TASK DIRECTIONS
The complete data, repeated exactly, should form your response.
============================================================
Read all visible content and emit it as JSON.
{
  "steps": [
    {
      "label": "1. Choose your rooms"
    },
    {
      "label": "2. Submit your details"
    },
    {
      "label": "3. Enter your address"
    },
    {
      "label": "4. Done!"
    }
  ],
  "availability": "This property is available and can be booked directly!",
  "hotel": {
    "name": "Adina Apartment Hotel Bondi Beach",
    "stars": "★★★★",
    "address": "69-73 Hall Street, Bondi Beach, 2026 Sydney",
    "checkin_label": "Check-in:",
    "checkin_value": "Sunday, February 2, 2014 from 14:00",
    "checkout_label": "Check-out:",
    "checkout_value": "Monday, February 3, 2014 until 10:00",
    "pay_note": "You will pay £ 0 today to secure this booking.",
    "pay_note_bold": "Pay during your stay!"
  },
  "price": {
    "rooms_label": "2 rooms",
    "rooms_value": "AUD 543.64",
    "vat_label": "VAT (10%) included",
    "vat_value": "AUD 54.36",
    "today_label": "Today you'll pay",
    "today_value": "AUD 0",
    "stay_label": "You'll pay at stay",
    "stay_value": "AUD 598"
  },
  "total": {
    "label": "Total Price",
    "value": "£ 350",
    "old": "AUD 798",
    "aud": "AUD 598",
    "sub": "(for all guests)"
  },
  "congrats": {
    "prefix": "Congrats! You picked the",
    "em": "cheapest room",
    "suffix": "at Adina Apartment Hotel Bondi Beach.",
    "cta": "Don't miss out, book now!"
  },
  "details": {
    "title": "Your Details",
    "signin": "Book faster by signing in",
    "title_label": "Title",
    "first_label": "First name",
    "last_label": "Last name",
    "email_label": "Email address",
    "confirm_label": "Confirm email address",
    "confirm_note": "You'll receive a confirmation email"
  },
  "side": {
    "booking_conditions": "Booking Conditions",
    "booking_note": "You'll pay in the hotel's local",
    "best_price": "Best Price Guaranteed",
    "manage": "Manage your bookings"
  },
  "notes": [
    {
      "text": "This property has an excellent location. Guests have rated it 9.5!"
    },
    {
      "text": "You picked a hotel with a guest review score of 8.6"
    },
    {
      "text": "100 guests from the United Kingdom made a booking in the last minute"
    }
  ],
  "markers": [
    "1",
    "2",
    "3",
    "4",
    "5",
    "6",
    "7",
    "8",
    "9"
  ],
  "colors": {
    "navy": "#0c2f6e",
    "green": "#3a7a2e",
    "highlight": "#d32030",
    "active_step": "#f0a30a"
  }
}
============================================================
EXPECTED ANSWER
Read all visible content and emit it as JSON.
{
  "steps": [
    {
      "label": "1. Choose your rooms"
    },
    {
      "label": "2. Submit your details"
    },
    {
      "label": "3. Enter your address"
    },
    {
      "label": "4. Done!"
    }
  ],
  "availability": "This property is available and can be booked directly!",
  "hotel": {
    "name": "Adina Apartment Hotel Bondi Beach",
    "stars": "★★★★",
    "address": "69-73 Hall Street, Bondi Beach, 2026 Sydney",
    "checkin_label": "Check-in:",
    "checkin_value": "Sunday, February 2, 2014 from 14:00",
    "checkout_label": "Check-out:",
    "checkout_value": "Monday, February 3, 2014 until 10:00",
    "pay_note": "You will pay £ 0 today to secure this booking.",
    "pay_note_bold": "Pay during your stay!"
  },
  "price": {
    "rooms_label": "2 rooms",
    "rooms_value": "AUD 543.64",
    "vat_label": "VAT (10%) included",
    "vat_value": "AUD 54.36",
    "today_label": "Today you'll pay",
    "today_value": "AUD 0",
    "stay_label": "You'll pay at stay",
    "stay_value": "AUD 598"
  },
  "total": {
    "label": "Total Price",
    "value": "£ 350",
    "old": "AUD 798",
    "aud": "AUD 598",
    "sub": "(for all guests)"
  },
  "congrats": {
    "prefix": "Congrats! You picked the",
    "em": "cheapest room",
    "suffix": "at Adina Apartment Hotel Bondi Beach.",
    "cta": "Don't miss out, book now!"
  },
  "details": {
    "title": "Your Details",
    "signin": "Book faster by signing in",
    "title_label": "Title",
    "first_label": "First name",
    "last_label": "Last name",
    "email_label": "Email address",
    "confirm_label": "Confirm email address",
    "confirm_note": "You'll receive a confirmation email"
  },
  "side": {
    "booking_conditions": "Booking Conditions",
    "booking_note": "You'll pay in the hotel's local",
    "best_price": "Best Price Guaranteed",
    "manage": "Manage your bookings"
  },
  "notes": [
    {
      "text": "This property has an excellent location. Guests have rated it 9.5!"
    },
    {
      "text": "You picked a hotel with a guest review score of 8.6"
    },
    {
      "text": "100 guests from the United Kingdom made a booking in the last minute"
    }
  ],
  "markers": [
    "1",
    "2",
    "3",
    "4",
    "5",
    "6",
    "7",
    "8",
    "9"
  ],
  "colors": {
    "navy": "#0c2f6e",
    "green": "#3a7a2e",
    "highlight": "#d32030",
    "active_step": "#f0a30a"
  }
}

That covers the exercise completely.